An annuity is a long-term investment that is issued by an insurance company and is designed to help protect you from the risk of outliving your income. Through annuitization, your purchase payments (what you contribute) are converted into periodic payments that can last for life.

## Do beneficiaries pay taxes on annuities?

In the event of the original owner’s death, a beneficiary can receive benefits from an annuity in the form of an income or lump sum payment which may be subject to income tax (as outlined above) but not inheritance tax.

## How do you calculate the exclusion ratio of an annuity?

You can calculate the exclusion ratio by dividing the initial investment over the payment period. This amount is removed from the taxable income of segment, with anything over that amount taxed as usual. Say, for example, you purchased a variable annuity for $100 with a payment period of 20 months.

## What is guaranteed minimum death benefit?

A guaranteed death benefit is a safety net if an annuitant dies while the contract is in the accumulation phase. This ensures that the annuitant’s estate or beneficiary will at least receive a specified minimum amount, even though the contract had not yet reached the point where it would start paying benefits.

## Do annuity payments count as income?

Note that annuity payments count as ordinary income, which is, generally speaking, not a favorable capital gains rate. A non-qualified annuity is you purchased with money you have already paid taxes on. … You may, however, owe taxes on the interest and earnings that have been growing tax-deferred in the annuity.

## What is the taxable portion of an annuity?

When you receive payments from a qualified annuity, those payments are fully taxable as income. That’s because no taxes have been paid on that money. But annuities purchased with a Roth IRA or Roth 401(k) are completely tax free if certain requirements are met.

## What is a walk away benefit?

Your money will be subject to market volatility and the value will fluctuate up and down. We’ll refer to this value as your “walk away” money. … So, for every year you hold the annuity product, your benefit base will increase by 5 percent until you decide to trigger your benefits (in other words, withdraw money).

## How do I calculate the taxable amount of an annuity?

How to Figure the Taxable Portion of AnnuitiesDetermine your cost basis. Find the sum of all deposits you made into the annuity. … Divide your cost basis by the accumulation value. … Multiply the size of your monthly payout by the exclusion ratio. … Subtract the excluded portion from the total monthly payout to determine the taxable portion.

## Do annuity payments affect Social Security?

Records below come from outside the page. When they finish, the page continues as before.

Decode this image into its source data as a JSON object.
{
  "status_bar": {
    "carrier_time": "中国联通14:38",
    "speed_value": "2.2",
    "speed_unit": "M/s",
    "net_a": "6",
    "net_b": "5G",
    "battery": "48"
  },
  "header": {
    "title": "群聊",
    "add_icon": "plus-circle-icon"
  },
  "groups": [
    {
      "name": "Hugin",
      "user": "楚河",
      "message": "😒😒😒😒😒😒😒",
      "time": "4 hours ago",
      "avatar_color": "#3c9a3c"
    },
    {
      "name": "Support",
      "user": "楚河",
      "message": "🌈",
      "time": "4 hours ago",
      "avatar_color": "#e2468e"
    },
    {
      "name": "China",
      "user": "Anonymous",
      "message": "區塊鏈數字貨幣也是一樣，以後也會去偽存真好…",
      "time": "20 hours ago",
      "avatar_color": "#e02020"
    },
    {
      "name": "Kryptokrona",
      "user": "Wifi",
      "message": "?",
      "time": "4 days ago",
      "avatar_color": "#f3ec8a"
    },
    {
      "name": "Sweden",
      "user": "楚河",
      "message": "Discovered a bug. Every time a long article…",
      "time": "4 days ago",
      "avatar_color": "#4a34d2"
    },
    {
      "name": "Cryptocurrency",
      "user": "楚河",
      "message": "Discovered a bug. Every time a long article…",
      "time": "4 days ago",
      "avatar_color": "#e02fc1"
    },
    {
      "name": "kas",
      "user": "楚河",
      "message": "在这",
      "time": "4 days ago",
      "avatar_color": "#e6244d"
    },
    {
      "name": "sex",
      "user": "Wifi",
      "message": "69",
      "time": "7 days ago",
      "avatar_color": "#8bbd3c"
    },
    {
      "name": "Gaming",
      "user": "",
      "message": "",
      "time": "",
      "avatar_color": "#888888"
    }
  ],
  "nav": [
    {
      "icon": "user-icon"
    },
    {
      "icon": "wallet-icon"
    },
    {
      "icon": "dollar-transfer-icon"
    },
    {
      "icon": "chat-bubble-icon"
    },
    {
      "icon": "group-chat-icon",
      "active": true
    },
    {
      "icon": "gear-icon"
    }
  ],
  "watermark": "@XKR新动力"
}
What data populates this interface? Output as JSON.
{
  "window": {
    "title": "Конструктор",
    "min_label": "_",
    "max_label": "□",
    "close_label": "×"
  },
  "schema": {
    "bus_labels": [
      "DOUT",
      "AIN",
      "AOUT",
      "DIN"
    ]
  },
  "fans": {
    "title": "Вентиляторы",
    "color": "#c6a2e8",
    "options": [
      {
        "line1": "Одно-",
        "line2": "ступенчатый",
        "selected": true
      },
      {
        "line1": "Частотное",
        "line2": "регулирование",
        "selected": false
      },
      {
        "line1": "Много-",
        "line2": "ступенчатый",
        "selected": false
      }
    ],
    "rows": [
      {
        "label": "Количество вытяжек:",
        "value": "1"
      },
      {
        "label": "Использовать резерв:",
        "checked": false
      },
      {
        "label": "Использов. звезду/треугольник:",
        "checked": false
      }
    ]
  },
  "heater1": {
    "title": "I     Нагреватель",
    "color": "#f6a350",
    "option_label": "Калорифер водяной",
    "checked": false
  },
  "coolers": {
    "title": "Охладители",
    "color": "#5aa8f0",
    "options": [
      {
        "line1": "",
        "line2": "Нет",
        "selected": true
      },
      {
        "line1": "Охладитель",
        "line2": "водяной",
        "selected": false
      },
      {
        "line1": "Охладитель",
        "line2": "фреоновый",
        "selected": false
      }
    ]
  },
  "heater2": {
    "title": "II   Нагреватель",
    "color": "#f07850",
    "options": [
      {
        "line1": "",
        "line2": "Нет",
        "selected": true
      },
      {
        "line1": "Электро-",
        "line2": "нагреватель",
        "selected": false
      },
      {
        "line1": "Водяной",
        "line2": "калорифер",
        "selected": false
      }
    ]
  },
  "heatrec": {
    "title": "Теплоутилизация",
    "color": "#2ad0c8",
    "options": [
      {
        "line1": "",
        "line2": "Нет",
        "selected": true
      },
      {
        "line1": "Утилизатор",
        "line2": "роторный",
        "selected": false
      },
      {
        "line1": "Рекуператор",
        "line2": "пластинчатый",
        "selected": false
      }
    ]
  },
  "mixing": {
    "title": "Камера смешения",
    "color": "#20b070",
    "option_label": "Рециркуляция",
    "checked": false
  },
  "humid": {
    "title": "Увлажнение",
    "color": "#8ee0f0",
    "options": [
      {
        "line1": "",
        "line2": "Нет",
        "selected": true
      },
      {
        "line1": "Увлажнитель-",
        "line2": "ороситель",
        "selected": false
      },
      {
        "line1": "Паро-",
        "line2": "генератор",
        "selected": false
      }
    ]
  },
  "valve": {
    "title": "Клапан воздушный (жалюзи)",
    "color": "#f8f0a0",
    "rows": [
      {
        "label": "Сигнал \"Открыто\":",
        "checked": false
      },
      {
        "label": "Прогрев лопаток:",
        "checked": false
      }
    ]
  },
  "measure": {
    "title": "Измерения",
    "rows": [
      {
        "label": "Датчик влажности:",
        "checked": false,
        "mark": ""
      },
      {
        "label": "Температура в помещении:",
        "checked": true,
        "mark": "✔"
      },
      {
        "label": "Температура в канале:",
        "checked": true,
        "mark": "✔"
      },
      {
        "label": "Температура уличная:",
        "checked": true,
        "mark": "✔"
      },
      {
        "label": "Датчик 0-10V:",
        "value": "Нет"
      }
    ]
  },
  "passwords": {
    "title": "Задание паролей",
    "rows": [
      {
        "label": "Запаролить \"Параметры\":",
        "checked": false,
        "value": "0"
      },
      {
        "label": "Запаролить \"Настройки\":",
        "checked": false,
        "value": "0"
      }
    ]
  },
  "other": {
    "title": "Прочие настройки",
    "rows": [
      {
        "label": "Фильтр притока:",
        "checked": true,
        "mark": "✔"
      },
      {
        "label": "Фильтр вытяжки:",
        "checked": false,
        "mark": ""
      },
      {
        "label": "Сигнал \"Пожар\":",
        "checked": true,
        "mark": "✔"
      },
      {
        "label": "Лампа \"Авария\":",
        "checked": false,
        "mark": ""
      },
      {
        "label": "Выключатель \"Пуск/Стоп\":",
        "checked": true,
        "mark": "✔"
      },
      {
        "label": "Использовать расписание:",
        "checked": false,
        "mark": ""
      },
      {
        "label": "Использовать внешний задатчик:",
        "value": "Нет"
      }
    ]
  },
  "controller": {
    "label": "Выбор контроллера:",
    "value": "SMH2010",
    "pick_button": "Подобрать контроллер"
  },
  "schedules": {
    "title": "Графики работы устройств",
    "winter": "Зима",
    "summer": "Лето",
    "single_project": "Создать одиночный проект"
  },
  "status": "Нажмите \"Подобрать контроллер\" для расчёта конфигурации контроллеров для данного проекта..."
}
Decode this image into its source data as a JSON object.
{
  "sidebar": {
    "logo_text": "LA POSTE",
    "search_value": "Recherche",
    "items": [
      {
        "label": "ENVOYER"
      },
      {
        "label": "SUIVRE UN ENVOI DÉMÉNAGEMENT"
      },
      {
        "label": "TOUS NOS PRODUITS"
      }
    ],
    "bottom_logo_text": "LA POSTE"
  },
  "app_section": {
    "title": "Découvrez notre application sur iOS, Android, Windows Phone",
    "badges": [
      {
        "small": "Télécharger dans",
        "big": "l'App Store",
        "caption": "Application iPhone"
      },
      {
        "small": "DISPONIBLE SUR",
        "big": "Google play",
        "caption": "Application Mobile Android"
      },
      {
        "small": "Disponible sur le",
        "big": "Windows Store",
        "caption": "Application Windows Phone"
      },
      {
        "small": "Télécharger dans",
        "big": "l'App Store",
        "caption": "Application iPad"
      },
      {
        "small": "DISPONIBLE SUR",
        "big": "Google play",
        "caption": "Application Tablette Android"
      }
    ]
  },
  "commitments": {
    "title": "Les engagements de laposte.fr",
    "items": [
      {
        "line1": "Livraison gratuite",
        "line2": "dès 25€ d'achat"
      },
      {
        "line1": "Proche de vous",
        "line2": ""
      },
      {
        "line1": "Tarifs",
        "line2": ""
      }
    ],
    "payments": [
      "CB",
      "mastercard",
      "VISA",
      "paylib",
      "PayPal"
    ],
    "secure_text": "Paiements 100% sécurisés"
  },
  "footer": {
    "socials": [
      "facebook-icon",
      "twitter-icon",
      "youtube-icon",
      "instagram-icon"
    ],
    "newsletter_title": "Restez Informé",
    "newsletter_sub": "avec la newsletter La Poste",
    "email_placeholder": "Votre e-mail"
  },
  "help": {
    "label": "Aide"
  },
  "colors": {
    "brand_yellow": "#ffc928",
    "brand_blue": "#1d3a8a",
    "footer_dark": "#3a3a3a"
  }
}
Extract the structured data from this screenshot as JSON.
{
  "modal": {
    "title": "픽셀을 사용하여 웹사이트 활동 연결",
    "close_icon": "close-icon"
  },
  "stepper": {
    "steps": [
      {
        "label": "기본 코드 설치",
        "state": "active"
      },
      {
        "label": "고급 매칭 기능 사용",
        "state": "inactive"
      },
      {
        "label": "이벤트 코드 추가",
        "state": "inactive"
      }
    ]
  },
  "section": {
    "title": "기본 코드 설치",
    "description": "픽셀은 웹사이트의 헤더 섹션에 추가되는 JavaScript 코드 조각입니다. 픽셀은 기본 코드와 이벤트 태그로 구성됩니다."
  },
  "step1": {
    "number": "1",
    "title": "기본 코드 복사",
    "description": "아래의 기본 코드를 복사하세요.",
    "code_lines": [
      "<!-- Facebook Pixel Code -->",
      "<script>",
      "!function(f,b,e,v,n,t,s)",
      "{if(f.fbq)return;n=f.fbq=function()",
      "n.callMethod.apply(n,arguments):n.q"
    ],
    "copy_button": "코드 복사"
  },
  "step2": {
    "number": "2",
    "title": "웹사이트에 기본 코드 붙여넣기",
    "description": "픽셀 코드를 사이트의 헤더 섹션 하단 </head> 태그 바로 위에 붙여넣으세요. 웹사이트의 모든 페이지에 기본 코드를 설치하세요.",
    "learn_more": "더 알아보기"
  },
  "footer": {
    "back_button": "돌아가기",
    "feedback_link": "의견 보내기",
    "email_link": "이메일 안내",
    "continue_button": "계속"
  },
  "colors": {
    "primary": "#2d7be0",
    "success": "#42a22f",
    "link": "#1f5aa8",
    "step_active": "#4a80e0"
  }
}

Pension payments, annuities, and the interest or dividends from your savings and investments are not earnings for Social Security purposes. You may need to pay income tax, but you do not pay Social Security taxes.